Fair and fast compensation for Women Against State Pension Inequality

Motion to Eastleigh Borough Council,by Councillor Liz Jarvis

Council notes that

  • In the 1995 Pensions Act, the Government increased State Pension age for women from 60 to 65, with a further increase to 66 in the 2011 Pensions Act; 
  • the change was not properly communicated to 3.8 million women born in the 1950s until 2012, giving some only one year’s notice of a six year increase in their anticipated retirement age;
  • there are 6,310 1950s-born WASPI women in Eastleigh; 
  • the Parliamentary and Health Service Ombudsman has found that the Department for Work and Pensions (DWP) was guilty of maladministration in its handling of the State Pension Age increase for women born in the 1950s;
  • the All Party Parliamentary Group on State Pension Inequality for Women has concluded that “the impact of DWP maladministration on 1950s-born women has been as devastating as it is widespread.  The APPG believes that the case for category 6 injustice is overwhelming and clear.  Women have had their emotional, physical, and mental circumstances totally obliterated by a lack of reasonable notice”; 
  • research commissioned by campaign group Women Against State Pension Inequality (WASPI) has found that by the end of 2022, more than 220,000 1950s born women will have died waiting for justice since the WASPI campaign began in 2015;  
  • WASPI’s figures show that over the course of the two year COVID pandemic, one in 10 women who died were affected by these uncommunicated changes and lost both their state pension income and the opportunity to make alternative retirement plans; and that  
  • despite the Ombudsman’s findings and the rapid death rate of those affected, the government is choosing to wait for further reports before taking any action.  
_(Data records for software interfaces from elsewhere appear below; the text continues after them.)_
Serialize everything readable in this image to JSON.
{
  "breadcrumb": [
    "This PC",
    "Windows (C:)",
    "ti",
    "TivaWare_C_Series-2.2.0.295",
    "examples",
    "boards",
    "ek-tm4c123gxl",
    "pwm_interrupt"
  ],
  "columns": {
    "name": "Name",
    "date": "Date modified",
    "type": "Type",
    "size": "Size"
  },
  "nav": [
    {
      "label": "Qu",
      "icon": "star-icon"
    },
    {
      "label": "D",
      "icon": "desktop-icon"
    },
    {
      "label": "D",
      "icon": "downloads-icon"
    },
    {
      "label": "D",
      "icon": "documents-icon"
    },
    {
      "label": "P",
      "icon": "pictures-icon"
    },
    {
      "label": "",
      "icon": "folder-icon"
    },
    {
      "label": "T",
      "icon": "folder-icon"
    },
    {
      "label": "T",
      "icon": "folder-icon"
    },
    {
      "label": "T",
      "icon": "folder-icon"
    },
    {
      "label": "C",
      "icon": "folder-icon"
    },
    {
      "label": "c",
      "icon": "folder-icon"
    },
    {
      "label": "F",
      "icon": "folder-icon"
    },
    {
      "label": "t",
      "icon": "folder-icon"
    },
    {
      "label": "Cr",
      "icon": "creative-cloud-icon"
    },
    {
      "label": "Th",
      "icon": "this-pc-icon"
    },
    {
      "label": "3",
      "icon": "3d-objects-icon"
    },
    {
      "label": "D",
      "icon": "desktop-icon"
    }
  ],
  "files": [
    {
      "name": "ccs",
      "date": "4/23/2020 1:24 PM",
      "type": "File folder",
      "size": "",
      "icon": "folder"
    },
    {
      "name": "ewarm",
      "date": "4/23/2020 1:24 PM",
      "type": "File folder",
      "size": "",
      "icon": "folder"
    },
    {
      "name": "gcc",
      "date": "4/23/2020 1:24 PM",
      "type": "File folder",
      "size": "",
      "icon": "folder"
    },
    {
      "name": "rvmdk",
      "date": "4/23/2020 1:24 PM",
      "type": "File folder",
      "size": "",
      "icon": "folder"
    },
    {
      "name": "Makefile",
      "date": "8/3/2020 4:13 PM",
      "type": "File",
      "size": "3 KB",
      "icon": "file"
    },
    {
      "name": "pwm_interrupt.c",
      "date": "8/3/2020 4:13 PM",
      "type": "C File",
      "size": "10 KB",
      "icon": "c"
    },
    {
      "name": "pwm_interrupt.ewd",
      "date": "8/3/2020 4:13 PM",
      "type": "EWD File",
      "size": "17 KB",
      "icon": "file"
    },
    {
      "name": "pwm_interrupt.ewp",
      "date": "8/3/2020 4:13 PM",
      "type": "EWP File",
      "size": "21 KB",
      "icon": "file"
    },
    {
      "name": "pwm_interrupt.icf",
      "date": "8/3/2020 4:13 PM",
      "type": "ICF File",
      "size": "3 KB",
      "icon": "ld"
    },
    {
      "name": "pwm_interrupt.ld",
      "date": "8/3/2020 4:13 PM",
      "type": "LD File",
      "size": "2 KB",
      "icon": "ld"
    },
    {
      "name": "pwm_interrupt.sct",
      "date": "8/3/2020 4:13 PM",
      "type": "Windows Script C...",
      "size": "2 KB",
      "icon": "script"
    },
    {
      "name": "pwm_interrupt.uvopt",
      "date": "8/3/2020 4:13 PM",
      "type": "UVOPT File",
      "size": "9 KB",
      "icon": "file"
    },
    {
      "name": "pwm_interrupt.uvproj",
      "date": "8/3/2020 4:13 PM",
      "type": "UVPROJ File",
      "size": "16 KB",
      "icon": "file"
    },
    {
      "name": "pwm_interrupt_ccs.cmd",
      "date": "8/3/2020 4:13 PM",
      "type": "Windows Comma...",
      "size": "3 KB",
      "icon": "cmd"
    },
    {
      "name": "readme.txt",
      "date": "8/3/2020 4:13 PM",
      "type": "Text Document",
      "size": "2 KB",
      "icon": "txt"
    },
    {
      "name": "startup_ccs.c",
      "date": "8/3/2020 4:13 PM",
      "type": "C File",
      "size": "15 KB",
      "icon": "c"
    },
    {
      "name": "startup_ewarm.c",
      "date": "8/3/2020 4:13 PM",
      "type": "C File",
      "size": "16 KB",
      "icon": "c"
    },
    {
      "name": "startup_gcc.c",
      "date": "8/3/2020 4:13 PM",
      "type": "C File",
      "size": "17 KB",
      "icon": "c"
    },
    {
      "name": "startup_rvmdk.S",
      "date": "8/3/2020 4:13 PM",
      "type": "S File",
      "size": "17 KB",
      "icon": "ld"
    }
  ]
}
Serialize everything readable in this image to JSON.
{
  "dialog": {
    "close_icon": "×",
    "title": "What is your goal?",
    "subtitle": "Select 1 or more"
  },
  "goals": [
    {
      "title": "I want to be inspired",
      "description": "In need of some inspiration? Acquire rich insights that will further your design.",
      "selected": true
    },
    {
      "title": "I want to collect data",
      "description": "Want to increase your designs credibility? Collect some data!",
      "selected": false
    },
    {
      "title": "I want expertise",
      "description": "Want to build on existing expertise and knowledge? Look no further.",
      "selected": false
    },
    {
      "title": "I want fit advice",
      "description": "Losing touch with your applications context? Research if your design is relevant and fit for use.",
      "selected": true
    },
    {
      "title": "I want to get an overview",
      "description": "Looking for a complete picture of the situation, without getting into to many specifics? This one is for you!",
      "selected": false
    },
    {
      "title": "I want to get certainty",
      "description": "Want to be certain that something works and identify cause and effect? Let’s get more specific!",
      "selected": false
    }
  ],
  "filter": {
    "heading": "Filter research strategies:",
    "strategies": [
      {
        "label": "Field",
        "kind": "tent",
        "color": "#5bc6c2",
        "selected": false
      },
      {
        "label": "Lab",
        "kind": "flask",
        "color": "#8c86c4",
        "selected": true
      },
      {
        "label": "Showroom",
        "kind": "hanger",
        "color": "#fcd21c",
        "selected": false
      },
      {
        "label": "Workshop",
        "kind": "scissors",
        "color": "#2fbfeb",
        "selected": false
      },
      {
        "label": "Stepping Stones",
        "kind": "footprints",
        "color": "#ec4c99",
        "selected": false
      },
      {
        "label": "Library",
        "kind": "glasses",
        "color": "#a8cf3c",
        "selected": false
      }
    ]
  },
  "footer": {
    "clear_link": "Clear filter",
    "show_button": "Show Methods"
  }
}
Council supports

  • The conclusion of the All Party Parliamentary Group on State Pension Inequality that women born in the 1950s have suffered a gross injustice, affecting their emotional, physical and mental circumstances in addition to causing financial hardship;
  • a swift resolution to this ongoing injustice before more and more women die waiting for compensation;
  • proper compensation in line with the Parliamentary Ombudsman's recommendations.
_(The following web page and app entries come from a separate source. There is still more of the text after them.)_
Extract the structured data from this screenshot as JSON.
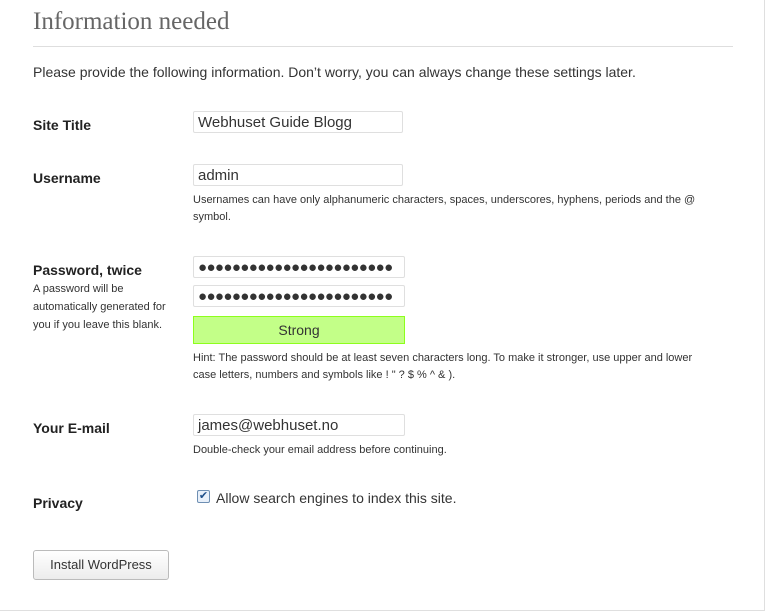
{
  "page": {
    "title": "Information needed",
    "intro": "Please provide the following information. Don’t worry, you can always change these settings later."
  },
  "site_title": {
    "label": "Site Title",
    "value": "Webhuset Guide Blogg"
  },
  "username": {
    "label": "Username",
    "value": "admin",
    "hint_line1": "Usernames can have only alphanumeric characters, spaces, underscores, hyphens, periods and the @",
    "hint_line2": "symbol."
  },
  "password": {
    "label": "Password, twice",
    "note_line1": "A password will be",
    "note_line2": "automatically generated for",
    "note_line3": "you if you leave this blank.",
    "masked_1": "●●●●●●●●●●●●●●●●●●●●●●●",
    "masked_2": "●●●●●●●●●●●●●●●●●●●●●●●",
    "strength": "Strong",
    "hint_line1": "Hint: The password should be at least seven characters long. To make it stronger, use upper and lower",
    "hint_line2": "case letters, numbers and symbols like ! \" ? $ % ^ & )."
  },
  "email": {
    "label": "Your E-mail",
    "value": "james@webhuset.no",
    "hint": "Double-check your email address before continuing."
  },
  "privacy": {
    "label": "Privacy",
    "checkbox_label": "Allow search engines to index this site.",
    "checked": true,
    "check_glyph": "✔"
  },
  "install_button": "Install WordPress",
  "colors": {
    "strength_bg": "#c3ff88",
    "strength_border": "#8dff1c",
    "heading": "#666666"
  }
}
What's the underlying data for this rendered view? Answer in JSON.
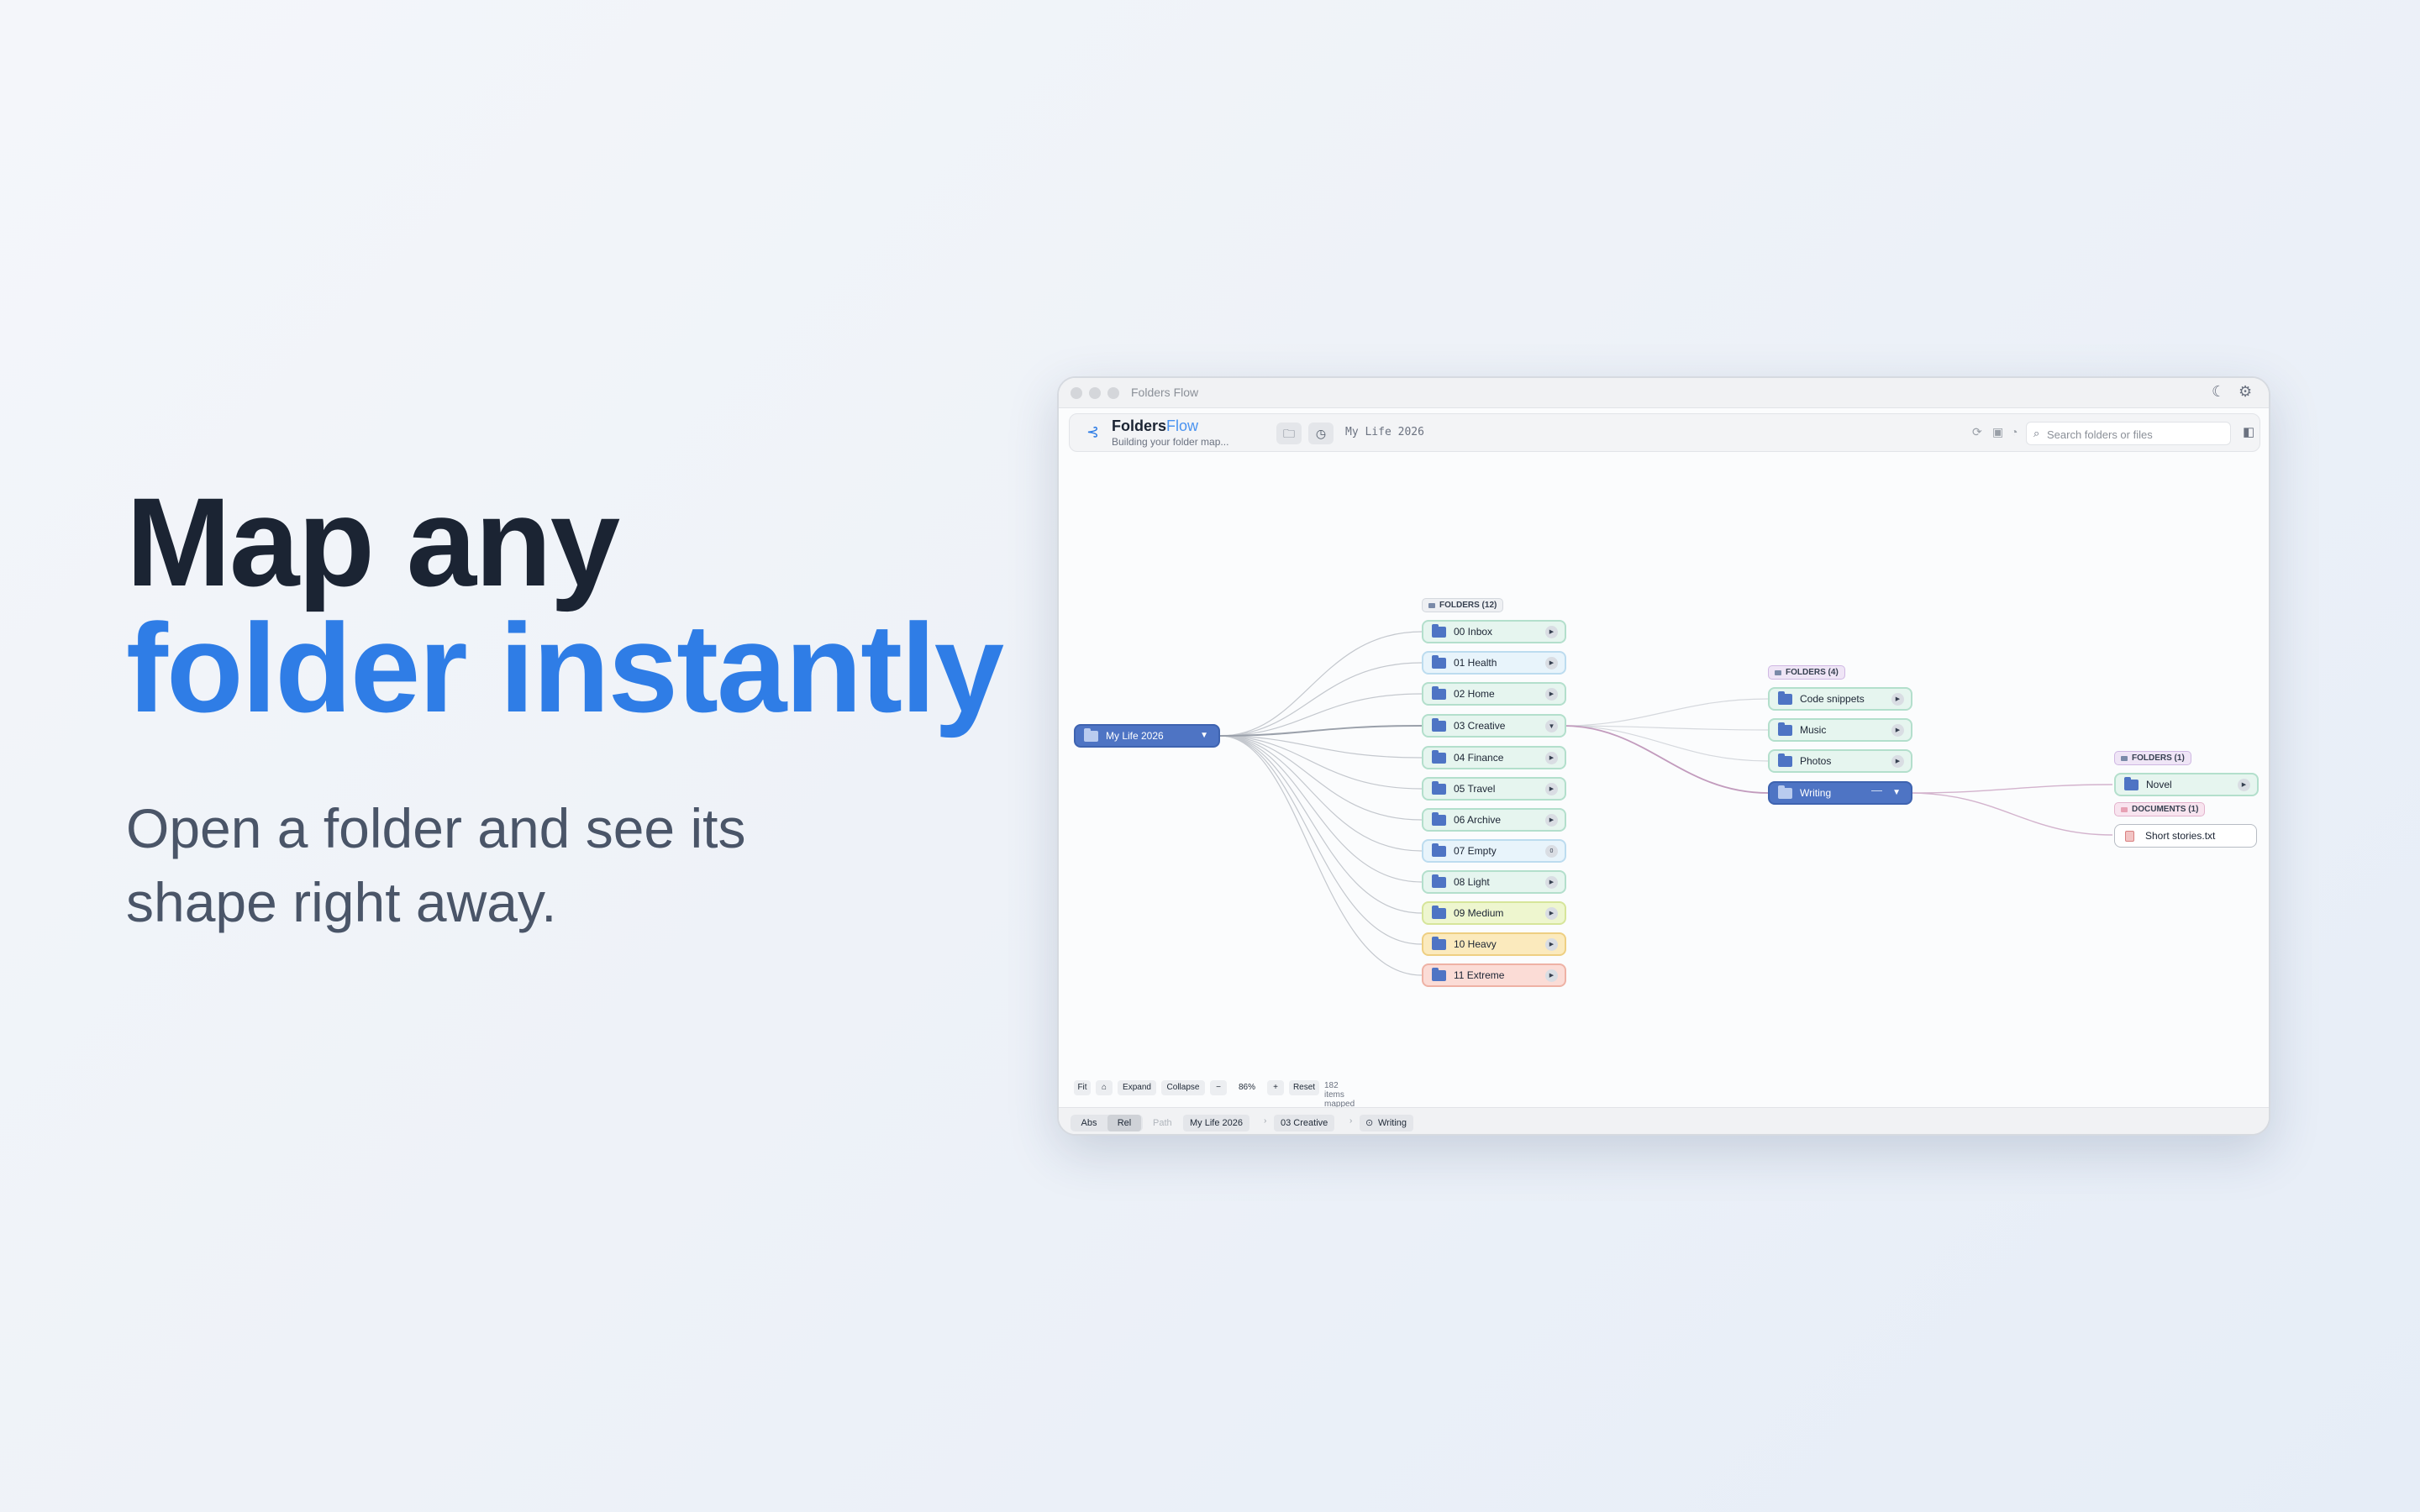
{
  "hero": {
    "line1": "Map any",
    "line2": "folder instantly",
    "subtitle": "Open a folder and see its shape right away."
  },
  "window": {
    "title": "Folders Flow",
    "moon_icon": "moon-icon",
    "settings_icon": "gear-icon"
  },
  "toolbar": {
    "brand_main": "Folders",
    "brand_accent": "Flow",
    "brand_sub": "Building your folder map...",
    "path": "My Life 2026",
    "search_placeholder": "Search folders or files"
  },
  "map": {
    "root": "My Life 2026",
    "level1_group": "FOLDERS (12)",
    "level1": [
      {
        "label": "00 Inbox",
        "tone": "green"
      },
      {
        "label": "01 Health",
        "tone": "blue"
      },
      {
        "label": "02 Home",
        "tone": "green"
      },
      {
        "label": "03 Creative",
        "tone": "green"
      },
      {
        "label": "04 Finance",
        "tone": "green"
      },
      {
        "label": "05 Travel",
        "tone": "green"
      },
      {
        "label": "06 Archive",
        "tone": "green"
      },
      {
        "label": "07 Empty",
        "tone": "blue",
        "badge": "0"
      },
      {
        "label": "08 Light",
        "tone": "green"
      },
      {
        "label": "09 Medium",
        "tone": "yellow"
      },
      {
        "label": "10 Heavy",
        "tone": "orange"
      },
      {
        "label": "11 Extreme",
        "tone": "red"
      }
    ],
    "level2_group": "FOLDERS (4)",
    "level2": [
      "Code snippets",
      "Music",
      "Photos",
      "Writing"
    ],
    "level3_folder_group": "FOLDERS (1)",
    "level3_folder": "Novel",
    "level3_doc_group": "DOCUMENTS (1)",
    "level3_doc": "Short stories.txt",
    "colors": {
      "accent": "#4e74c4",
      "brand": "#2f7de6"
    }
  },
  "controls": {
    "fit": "Fit",
    "expand": "Expand",
    "collapse": "Collapse",
    "minus": "−",
    "zoom": "86%",
    "plus": "+",
    "reset": "Reset",
    "count": "182 items mapped"
  },
  "footer": {
    "abs": "Abs",
    "rel": "Rel",
    "path_label": "Path",
    "crumbs": [
      "My Life 2026",
      "03 Creative",
      "Writing"
    ]
  }
}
Council resolves

  • To ask the Leader of the Council to write to local Members of Parliament, and to the Secretary of State for Work and Pensions, to outline the effects of the injustice to 1950s women on the community in Eastleigh and to seek their support for fair and fast compensation for WASPI women.

Notes to the editor

The figures have been provided by the WASPI campaign